**DIRECTIONS FOR THIS TASK**
Search the data for the word "Projects" and copy each line that has it.

══ DATA EXTRACTS ══

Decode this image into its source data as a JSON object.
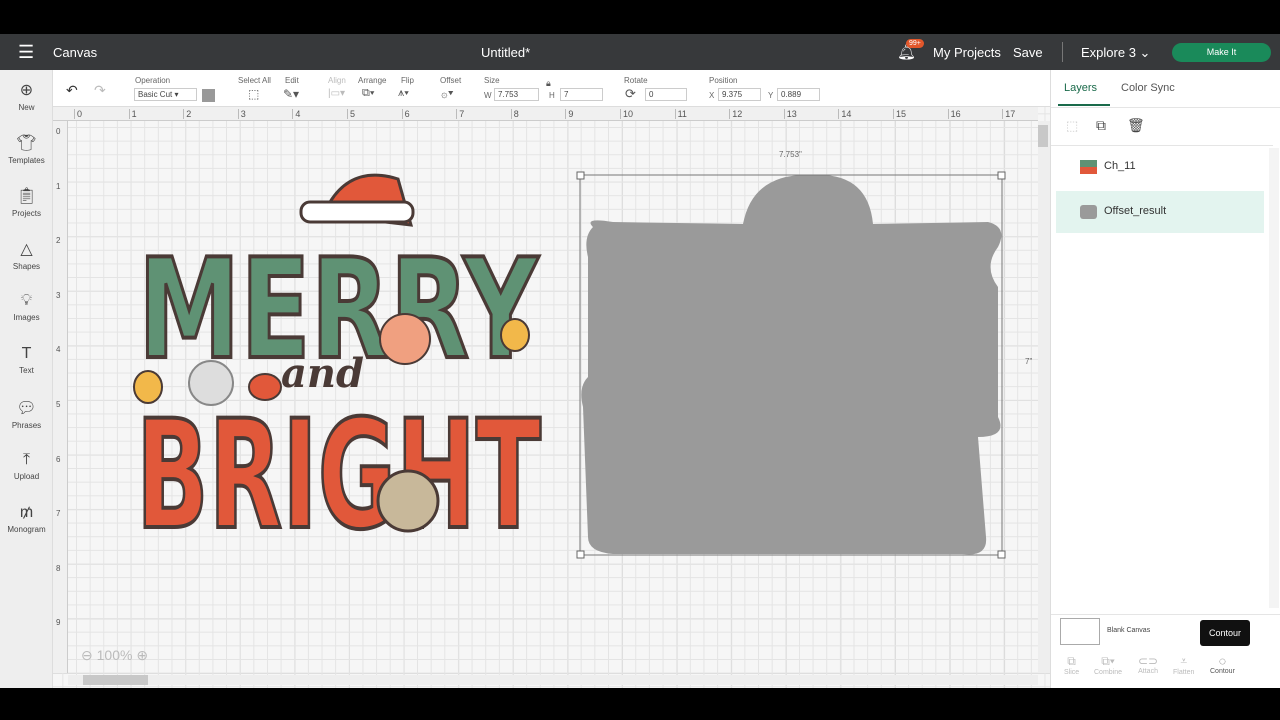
{
  "header": {
    "app": "Canvas",
    "title": "Untitled*",
    "notification_badge": "99+",
    "my_projects": "My Projects",
    "save": "Save",
    "machine": "Explore 3",
    "make_it": "Make It"
  },
  "toolbar": {
    "operation_label": "Operation",
    "operation_value": "Basic Cut",
    "select_all": "Select All",
    "edit": "Edit",
    "align": "Align",
    "arrange": "Arrange",
    "flip": "Flip",
    "offset": "Offset",
    "size": "Size",
    "w_label": "W",
    "w": "7.753",
    "h_label": "H",
    "h": "7",
    "rotate": "Rotate",
    "rotate_value": "0",
    "position": "Position",
    "x_label": "X",
    "x": "9.375",
    "y_label": "Y",
    "y": "0.889"
  },
  "sidebar": {
    "items": [
      {
        "label": "New",
        "icon": "plus-circle-icon"
      },
      {
        "label": "Templates",
        "icon": "shirt-icon"
      },
      {
        "label": "Projects",
        "icon": "clipboard-icon"
      },
      {
        "label": "Shapes",
        "icon": "shapes-icon"
      },
      {
        "label": "Images",
        "icon": "bulb-icon"
      },
      {
        "label": "Text",
        "icon": "text-icon"
      },
      {
        "label": "Phrases",
        "icon": "speech-icon"
      },
      {
        "label": "Upload",
        "icon": "upload-icon"
      },
      {
        "label": "Monogram",
        "icon": "monogram-icon"
      }
    ]
  },
  "rulers": {
    "h": [
      "0",
      "1",
      "2",
      "3",
      "4",
      "5",
      "6",
      "7",
      "8",
      "9",
      "10",
      "11",
      "12",
      "13",
      "14",
      "15",
      "16",
      "17"
    ],
    "v": [
      "0",
      "1",
      "2",
      "3",
      "4",
      "5",
      "6",
      "7",
      "8",
      "9"
    ]
  },
  "canvas": {
    "width_label": "7.753\"",
    "height_label": "7\"",
    "zoom": "100%",
    "art": {
      "line1": "MERRY",
      "line2": "and",
      "line3": "BRIGHT"
    },
    "colors": {
      "green": "#5f9274",
      "red": "#e1583a",
      "pink": "#e88878",
      "outline": "#4a3a36",
      "offset": "#9a9a9a"
    }
  },
  "panel": {
    "tabs": [
      "Layers",
      "Color Sync"
    ],
    "layers": [
      {
        "name": "Ch_11"
      },
      {
        "name": "Offset_result",
        "selected": true
      }
    ],
    "blank_canvas": "Blank Canvas",
    "tooltip": "Contour",
    "actions": [
      "Slice",
      "Combine",
      "Attach",
      "Flatten",
      "Contour"
    ]
  },
  "accent": "#1a8a5a"
}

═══

**ANSWER TO THE PROBLEM**
    "my_projects": "My Projects",
        "label": "Projects",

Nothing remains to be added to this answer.